It follows that breaking the F Barrier is generally the choice of the person who has the most power in the relationship. Here are a few examples:
- Boss/employee relationship: People wait for the boss to break the F Barrier.
- Customer/vendor relationship: People wait for the customer to break the F Barrier.
- Peer/peer relationships: Either party may break the F Barrier.
Consider these statistics from a 2016 Wrike survey of over 1,500 participants:
*credit Brianna Hansen, Wrike Blog
Some would argue that the declining swear rate in the chart above is a show of respect. I say differently. To me, this chart shows workers feel less and less comfortable being authentic when they’re speaking to people holding roles higher on the org chart. If we, as leaders, want our teams to be authentic with us, then we can help signal that by breaking the F Barrier. The Wrike survey also offers the statistic that “80% of millenials are more likely to swear if their boss swears.” This further illustrates that breaking the F Barrier enhances authenticity!
What about cursing in groups?
The rules of thumb discussed above apply to one-on-one conversations only. In group conversations, cursing brings an increased risk and a decreased benefit. The more people who are part of a conversation, the higher your chance of making someone uncomfortable. Similarly, with more people involved in a conversation there is less opportunity to increase your level of connection with the group members. Unless you’re independently comfortable swearing in front of all parties in the group, I recommend abstaining from profanity in groups. This applies to conversations with multiple people, meetings, and most certainly when giving a presentation to an audience. With enough people in the audience, there is a virtual guarantee someone will fail to connect with your message because you pushed the envelope.
F Bombs can blow up walls

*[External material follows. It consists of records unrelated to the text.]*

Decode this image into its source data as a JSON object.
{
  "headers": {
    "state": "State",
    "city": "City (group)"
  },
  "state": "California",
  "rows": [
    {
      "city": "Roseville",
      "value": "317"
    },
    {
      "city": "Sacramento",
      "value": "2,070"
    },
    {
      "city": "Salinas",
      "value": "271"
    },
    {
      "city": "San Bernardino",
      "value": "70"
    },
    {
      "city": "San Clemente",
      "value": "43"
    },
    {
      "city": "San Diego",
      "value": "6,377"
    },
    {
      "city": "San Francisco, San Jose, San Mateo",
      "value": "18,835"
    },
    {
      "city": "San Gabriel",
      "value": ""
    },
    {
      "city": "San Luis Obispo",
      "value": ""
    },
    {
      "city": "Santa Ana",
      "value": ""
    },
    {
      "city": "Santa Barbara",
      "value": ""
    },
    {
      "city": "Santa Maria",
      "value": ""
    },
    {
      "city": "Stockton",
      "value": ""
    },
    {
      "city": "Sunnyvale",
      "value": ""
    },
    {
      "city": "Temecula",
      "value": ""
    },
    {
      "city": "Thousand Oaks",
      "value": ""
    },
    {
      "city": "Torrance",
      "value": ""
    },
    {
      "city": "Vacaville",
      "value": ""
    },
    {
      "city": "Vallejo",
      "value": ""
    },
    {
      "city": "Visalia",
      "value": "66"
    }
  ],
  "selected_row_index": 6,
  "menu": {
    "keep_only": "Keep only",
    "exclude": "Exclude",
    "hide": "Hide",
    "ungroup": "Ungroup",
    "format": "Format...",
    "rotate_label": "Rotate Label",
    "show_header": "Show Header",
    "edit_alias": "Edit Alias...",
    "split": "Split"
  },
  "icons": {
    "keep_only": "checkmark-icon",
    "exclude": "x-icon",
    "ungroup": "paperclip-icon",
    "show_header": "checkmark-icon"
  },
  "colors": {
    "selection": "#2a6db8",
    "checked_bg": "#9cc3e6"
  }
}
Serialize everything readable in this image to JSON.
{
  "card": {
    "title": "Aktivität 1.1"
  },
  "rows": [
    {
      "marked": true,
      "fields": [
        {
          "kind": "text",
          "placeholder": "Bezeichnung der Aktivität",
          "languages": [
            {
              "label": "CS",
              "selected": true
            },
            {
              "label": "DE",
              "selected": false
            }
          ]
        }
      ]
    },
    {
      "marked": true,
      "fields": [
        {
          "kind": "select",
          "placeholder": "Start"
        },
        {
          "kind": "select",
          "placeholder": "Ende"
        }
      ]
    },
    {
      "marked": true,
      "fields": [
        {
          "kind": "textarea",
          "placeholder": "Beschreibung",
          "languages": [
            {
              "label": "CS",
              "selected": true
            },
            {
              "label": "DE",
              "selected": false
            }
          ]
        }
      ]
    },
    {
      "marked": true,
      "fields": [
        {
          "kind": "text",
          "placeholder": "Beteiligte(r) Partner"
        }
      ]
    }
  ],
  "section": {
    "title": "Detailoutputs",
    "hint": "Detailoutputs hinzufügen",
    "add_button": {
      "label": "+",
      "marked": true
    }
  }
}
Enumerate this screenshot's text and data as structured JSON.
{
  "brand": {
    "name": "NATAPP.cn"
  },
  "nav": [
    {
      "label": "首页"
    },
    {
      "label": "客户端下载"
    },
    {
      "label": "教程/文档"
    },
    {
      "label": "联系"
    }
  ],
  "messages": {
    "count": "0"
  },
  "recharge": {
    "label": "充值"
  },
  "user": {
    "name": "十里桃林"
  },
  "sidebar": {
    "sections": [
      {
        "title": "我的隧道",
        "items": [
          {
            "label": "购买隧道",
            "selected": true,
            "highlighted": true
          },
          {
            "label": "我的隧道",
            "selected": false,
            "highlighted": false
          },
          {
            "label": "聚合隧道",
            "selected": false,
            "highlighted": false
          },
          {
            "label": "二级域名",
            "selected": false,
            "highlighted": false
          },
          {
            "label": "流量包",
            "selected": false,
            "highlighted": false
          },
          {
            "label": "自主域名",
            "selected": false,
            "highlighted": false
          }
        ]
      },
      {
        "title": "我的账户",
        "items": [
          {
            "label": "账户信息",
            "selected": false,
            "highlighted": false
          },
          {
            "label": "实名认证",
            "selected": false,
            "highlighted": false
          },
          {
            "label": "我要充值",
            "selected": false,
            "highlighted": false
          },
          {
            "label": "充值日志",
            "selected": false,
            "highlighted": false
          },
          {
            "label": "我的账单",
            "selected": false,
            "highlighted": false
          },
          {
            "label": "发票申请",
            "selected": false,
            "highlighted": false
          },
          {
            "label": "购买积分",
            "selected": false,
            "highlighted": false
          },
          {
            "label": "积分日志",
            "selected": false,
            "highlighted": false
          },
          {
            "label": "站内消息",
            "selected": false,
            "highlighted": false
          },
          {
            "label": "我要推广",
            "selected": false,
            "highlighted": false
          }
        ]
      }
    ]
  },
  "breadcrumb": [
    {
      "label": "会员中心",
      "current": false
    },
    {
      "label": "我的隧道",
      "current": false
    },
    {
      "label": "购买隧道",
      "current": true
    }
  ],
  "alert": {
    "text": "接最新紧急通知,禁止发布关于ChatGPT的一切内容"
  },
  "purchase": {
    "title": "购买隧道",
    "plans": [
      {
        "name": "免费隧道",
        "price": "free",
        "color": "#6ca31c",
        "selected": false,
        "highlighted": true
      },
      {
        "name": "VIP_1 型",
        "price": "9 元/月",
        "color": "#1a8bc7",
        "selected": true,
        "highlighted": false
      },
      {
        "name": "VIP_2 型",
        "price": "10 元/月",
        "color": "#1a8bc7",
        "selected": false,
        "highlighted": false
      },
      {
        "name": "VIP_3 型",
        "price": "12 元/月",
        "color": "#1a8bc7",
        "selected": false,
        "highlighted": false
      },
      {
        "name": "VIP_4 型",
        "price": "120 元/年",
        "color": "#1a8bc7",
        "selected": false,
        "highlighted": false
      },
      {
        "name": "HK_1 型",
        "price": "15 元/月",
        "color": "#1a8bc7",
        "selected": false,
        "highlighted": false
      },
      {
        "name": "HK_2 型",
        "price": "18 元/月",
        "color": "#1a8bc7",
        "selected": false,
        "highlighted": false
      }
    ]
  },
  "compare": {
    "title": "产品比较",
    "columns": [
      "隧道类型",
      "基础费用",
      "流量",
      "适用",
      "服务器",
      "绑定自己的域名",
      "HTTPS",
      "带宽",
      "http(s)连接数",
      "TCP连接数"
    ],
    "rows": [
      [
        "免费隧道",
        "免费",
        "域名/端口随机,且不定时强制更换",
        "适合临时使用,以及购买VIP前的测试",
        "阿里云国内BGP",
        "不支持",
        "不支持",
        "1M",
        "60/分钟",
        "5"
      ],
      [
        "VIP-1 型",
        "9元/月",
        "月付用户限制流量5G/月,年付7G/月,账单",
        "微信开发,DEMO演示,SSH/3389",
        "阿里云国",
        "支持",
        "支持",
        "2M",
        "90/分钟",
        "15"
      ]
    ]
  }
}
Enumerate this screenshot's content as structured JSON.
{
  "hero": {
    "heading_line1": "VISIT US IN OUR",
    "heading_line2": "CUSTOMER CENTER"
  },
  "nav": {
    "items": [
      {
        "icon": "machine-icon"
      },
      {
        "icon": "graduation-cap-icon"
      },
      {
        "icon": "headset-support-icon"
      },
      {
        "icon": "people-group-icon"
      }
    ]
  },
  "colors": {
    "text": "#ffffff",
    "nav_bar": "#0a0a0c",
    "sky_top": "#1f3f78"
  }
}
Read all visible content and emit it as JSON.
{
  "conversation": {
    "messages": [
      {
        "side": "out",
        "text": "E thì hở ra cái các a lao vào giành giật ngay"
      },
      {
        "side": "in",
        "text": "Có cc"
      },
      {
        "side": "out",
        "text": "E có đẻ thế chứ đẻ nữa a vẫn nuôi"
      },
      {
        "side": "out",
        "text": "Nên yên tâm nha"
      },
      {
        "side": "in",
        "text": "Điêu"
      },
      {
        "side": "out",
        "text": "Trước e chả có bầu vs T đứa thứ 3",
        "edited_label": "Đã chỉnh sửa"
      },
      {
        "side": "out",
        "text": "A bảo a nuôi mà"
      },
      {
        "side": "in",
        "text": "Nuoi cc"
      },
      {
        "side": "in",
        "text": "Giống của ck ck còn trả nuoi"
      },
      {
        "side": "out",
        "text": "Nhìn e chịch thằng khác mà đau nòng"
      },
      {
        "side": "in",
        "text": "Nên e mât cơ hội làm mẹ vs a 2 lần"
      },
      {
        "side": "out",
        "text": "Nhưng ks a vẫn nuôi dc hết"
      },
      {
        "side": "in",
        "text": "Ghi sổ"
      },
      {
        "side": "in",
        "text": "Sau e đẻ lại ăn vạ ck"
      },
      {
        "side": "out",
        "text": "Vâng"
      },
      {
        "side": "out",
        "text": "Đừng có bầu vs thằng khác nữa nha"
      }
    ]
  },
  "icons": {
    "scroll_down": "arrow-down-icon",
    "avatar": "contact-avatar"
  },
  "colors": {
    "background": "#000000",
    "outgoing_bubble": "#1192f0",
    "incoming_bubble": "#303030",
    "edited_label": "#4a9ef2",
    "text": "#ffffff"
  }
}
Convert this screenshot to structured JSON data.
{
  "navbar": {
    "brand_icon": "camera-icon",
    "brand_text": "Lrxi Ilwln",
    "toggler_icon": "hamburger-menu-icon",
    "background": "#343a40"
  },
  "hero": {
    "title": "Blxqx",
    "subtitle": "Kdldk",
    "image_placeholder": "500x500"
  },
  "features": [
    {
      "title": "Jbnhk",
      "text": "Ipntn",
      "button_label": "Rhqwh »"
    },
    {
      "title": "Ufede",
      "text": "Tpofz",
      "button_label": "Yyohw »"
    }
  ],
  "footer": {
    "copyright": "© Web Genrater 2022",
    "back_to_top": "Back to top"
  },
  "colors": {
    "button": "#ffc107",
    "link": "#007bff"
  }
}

If you apply healthy doses of mindfulness, wisdom, and emotional intelligence, judiciously breaking the F Barrier can be a strong signal to your individual team members. It communicates you will be your unfiltered, authentic self with them and implicitly gives them permission to do the same with you. It’s an easy way to share a bit of relatively low-risk vulnerability and can be a shortcut to increased connection. So feel free to break the F Barrier in the workplace when it feels right.